_WORK INSTRUCTIONS_
Leave out the images and output the records word for word.

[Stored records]
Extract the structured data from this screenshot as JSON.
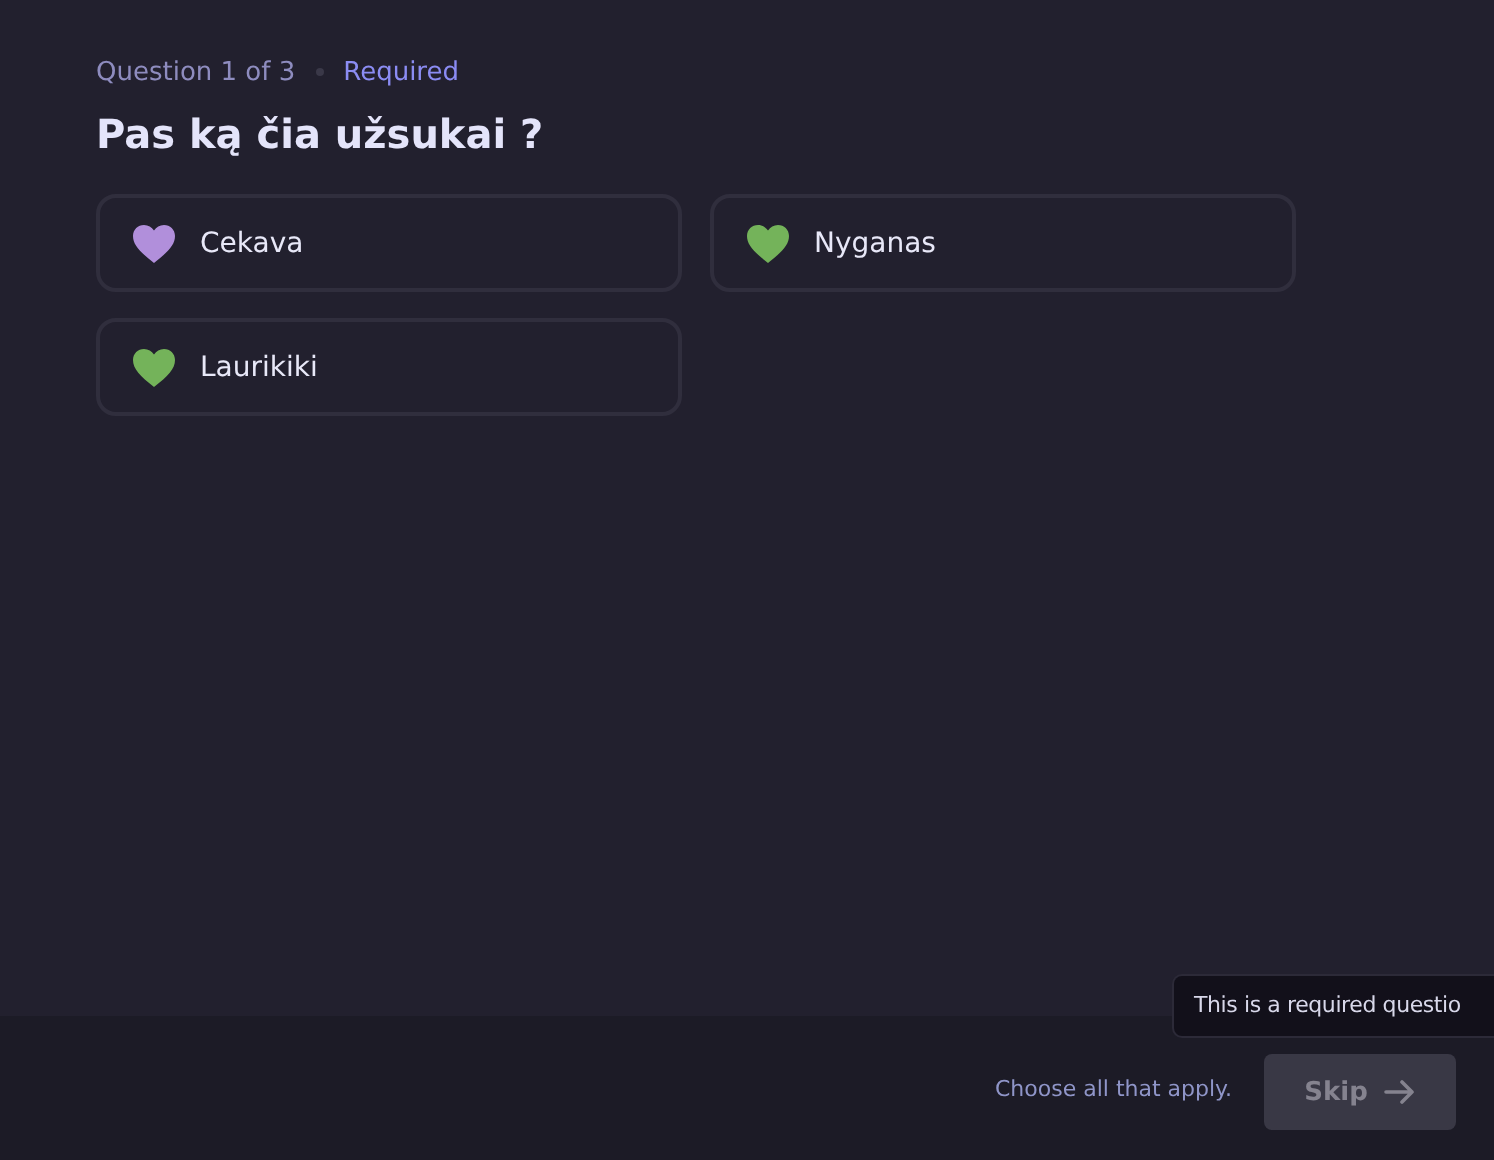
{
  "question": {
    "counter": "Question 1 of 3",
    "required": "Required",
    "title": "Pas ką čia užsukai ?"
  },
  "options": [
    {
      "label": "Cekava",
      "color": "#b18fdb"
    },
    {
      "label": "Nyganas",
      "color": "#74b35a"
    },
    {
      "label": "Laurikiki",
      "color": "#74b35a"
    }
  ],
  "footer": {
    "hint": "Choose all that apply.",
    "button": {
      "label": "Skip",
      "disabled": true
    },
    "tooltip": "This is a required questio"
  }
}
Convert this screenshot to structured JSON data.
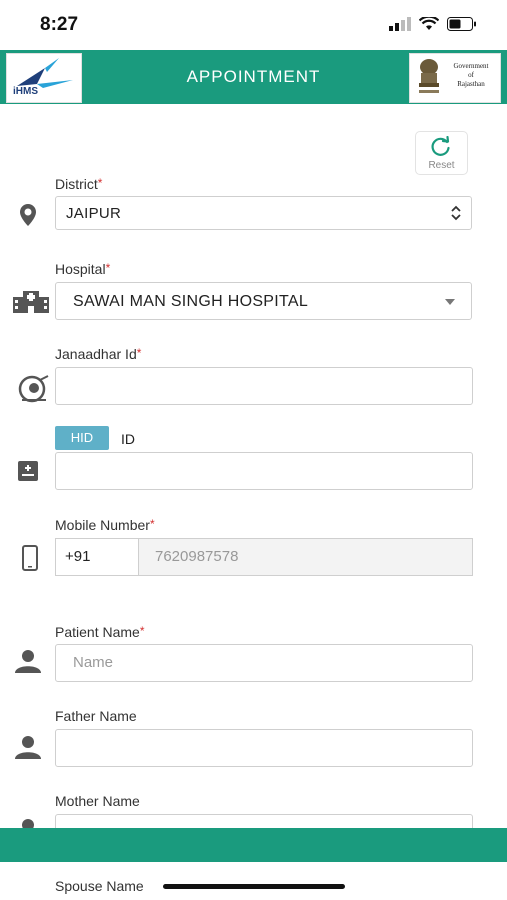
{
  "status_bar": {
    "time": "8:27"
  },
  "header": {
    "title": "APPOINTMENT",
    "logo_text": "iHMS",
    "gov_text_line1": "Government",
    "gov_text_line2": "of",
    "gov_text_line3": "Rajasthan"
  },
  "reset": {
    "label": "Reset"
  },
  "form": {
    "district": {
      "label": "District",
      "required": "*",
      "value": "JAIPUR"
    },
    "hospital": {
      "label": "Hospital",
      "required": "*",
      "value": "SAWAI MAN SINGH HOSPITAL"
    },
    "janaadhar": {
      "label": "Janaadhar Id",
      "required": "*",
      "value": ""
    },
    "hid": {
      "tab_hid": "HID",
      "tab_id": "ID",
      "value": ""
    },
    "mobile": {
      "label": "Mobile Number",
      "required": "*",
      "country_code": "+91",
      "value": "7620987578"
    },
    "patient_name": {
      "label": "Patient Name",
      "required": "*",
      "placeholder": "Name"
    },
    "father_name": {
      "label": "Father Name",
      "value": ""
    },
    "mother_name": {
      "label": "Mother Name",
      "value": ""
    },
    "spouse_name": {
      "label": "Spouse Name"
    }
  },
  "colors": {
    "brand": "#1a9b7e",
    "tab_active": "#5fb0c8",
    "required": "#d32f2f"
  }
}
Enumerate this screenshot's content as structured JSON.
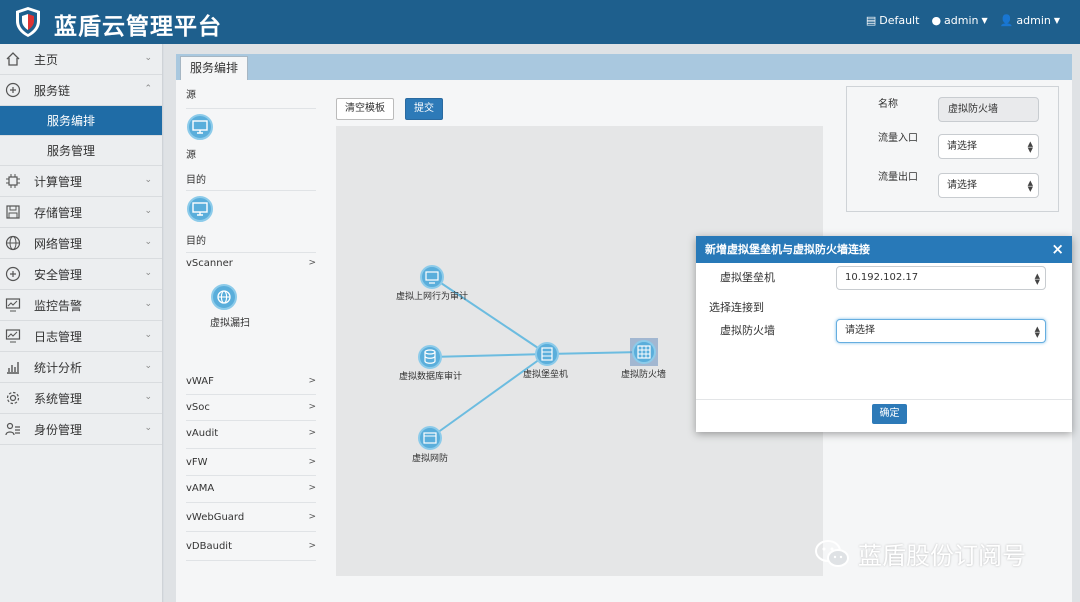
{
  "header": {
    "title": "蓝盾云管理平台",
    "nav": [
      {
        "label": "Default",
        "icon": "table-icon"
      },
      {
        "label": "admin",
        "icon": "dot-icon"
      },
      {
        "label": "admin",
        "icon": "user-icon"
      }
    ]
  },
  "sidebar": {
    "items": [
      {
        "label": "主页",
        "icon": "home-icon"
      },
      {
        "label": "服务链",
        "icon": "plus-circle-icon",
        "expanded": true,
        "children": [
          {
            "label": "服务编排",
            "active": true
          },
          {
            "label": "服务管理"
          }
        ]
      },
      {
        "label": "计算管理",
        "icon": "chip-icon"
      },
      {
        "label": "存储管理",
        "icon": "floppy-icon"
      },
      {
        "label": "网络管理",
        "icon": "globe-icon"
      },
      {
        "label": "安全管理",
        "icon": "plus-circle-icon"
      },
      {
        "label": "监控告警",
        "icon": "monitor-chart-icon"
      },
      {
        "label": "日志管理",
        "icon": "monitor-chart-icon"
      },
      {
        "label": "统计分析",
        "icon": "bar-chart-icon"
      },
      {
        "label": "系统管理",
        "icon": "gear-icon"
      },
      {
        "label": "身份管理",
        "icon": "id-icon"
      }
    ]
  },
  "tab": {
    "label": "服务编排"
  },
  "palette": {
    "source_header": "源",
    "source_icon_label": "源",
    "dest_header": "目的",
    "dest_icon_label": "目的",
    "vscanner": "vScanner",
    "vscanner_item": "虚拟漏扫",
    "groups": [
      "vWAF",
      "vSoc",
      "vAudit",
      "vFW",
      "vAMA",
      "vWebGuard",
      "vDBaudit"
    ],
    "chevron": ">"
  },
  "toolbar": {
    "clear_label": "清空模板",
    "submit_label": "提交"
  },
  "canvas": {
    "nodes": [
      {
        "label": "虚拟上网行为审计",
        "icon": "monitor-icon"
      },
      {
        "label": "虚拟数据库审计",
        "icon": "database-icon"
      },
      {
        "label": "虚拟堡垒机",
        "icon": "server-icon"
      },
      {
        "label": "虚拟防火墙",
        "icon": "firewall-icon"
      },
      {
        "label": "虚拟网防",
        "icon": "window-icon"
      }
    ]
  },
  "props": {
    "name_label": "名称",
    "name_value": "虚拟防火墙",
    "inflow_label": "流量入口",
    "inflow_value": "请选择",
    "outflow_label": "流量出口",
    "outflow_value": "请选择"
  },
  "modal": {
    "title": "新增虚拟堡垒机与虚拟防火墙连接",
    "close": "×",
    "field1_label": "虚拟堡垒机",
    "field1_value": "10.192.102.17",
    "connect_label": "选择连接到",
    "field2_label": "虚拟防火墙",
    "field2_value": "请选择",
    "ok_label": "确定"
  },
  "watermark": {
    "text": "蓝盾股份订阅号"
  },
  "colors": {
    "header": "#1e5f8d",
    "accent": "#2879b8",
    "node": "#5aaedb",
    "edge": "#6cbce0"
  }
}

_RESPONSE TO THIS TASK_
Extract the structured data from this screenshot as JSON.
{
  "question": {
    "counter": "Question 1 of 3",
    "required": "Required",
    "title": "Pas ką čia užsukai ?"
  },
  "options": [
    {
      "label": "Cekava",
      "color": "#b18fdb"
    },
    {
      "label": "Nyganas",
      "color": "#74b35a"
    },
    {
      "label": "Laurikiki",
      "color": "#74b35a"
    }
  ],
  "footer": {
    "hint": "Choose all that apply.",
    "button": {
      "label": "Skip",
      "disabled": true
    },
    "tooltip": "This is a required questio"
  }
}
Convert this screenshot to structured JSON data.
{
  "status_bar": {
    "time": "8:27"
  },
  "header": {
    "title": "APPOINTMENT",
    "logo_text": "iHMS",
    "gov_text_line1": "Government",
    "gov_text_line2": "of",
    "gov_text_line3": "Rajasthan"
  },
  "reset": {
    "label": "Reset"
  },
  "form": {
    "district": {
      "label": "District",
      "required": "*",
      "value": "JAIPUR"
    },
    "hospital": {
      "label": "Hospital",
      "required": "*",
      "value": "SAWAI MAN SINGH HOSPITAL"
    },
    "janaadhar": {
      "label": "Janaadhar Id",
      "required": "*",
      "value": ""
    },
    "hid": {
      "tab_hid": "HID",
      "tab_id": "ID",
      "value": ""
    },
    "mobile": {
      "label": "Mobile Number",
      "required": "*",
      "country_code": "+91",
      "value": "7620987578"
    },
    "patient_name": {
      "label": "Patient Name",
      "required": "*",
      "placeholder": "Name"
    },
    "father_name": {
      "label": "Father Name",
      "value": ""
    },
    "mother_name": {
      "label": "Mother Name",
      "value": ""
    },
    "spouse_name": {
      "label": "Spouse Name"
    }
  },
  "colors": {
    "brand": "#1a9b7e",
    "tab_active": "#5fb0c8",
    "required": "#d32f2f"
  }
}
Enumerate this screenshot's content as structured JSON.
{
  "header": {
    "title": "蓝盾云管理平台",
    "nav": [
      {
        "label": "Default",
        "icon": "table-icon"
      },
      {
        "label": "admin",
        "icon": "dot-icon"
      },
      {
        "label": "admin",
        "icon": "user-icon"
      }
    ]
  },
  "sidebar": {
    "items": [
      {
        "label": "主页",
        "icon": "home-icon"
      },
      {
        "label": "服务链",
        "icon": "plus-circle-icon",
        "expanded": true,
        "children": [
          {
            "label": "服务编排",
            "active": true
          },
          {
            "label": "服务管理"
          }
        ]
      },
      {
        "label": "计算管理",
        "icon": "chip-icon"
      },
      {
        "label": "存储管理",
        "icon": "floppy-icon"
      },
      {
        "label": "网络管理",
        "icon": "globe-icon"
      },
      {
        "label": "安全管理",
        "icon": "plus-circle-icon"
      },
      {
        "label": "监控告警",
        "icon": "monitor-chart-icon"
      },
      {
        "label": "日志管理",
        "icon": "monitor-chart-icon"
      },
      {
        "label": "统计分析",
        "icon": "bar-chart-icon"
      },
      {
        "label": "系统管理",
        "icon": "gear-icon"
      },
      {
        "label": "身份管理",
        "icon": "id-icon"
      }
    ]
  },
  "tab": {
    "label": "服务编排"
  },
  "palette": {
    "source_header": "源",
    "source_icon_label": "源",
    "dest_header": "目的",
    "dest_icon_label": "目的",
    "vscanner": "vScanner",
    "vscanner_item": "虚拟漏扫",
    "groups": [
      "vWAF",
      "vSoc",
      "vAudit",
      "vFW",
      "vAMA",
      "vWebGuard",
      "vDBaudit"
    ],
    "chevron": ">"
  },
  "toolbar": {
    "clear_label": "清空模板",
    "submit_label": "提交"
  },
  "canvas": {
    "nodes": [
      {
        "label": "虚拟上网行为审计",
        "icon": "monitor-icon"
      },
      {
        "label": "虚拟数据库审计",
        "icon": "database-icon"
      },
      {
        "label": "虚拟堡垒机",
        "icon": "server-icon"
      },
      {
        "label": "虚拟防火墙",
        "icon": "firewall-icon"
      },
      {
        "label": "虚拟网防",
        "icon": "window-icon"
      }
    ]
  },
  "props": {
    "name_label": "名称",
    "name_value": "虚拟防火墙",
    "inflow_label": "流量入口",
    "inflow_value": "请选择",
    "outflow_label": "流量出口",
    "outflow_value": "请选择"
  },
  "modal": {
    "title": "新增虚拟堡垒机与虚拟防火墙连接",
    "close": "×",
    "field1_label": "虚拟堡垒机",
    "field1_value": "10.192.102.17",
    "connect_label": "选择连接到",
    "field2_label": "虚拟防火墙",
    "field2_value": "请选择",
    "ok_label": "确定"
  },
  "watermark": {
    "text": "蓝盾股份订阅号"
  },
  "colors": {
    "header": "#1e5f8d",
    "accent": "#2879b8",
    "node": "#5aaedb",
    "edge": "#6cbce0"
  }
}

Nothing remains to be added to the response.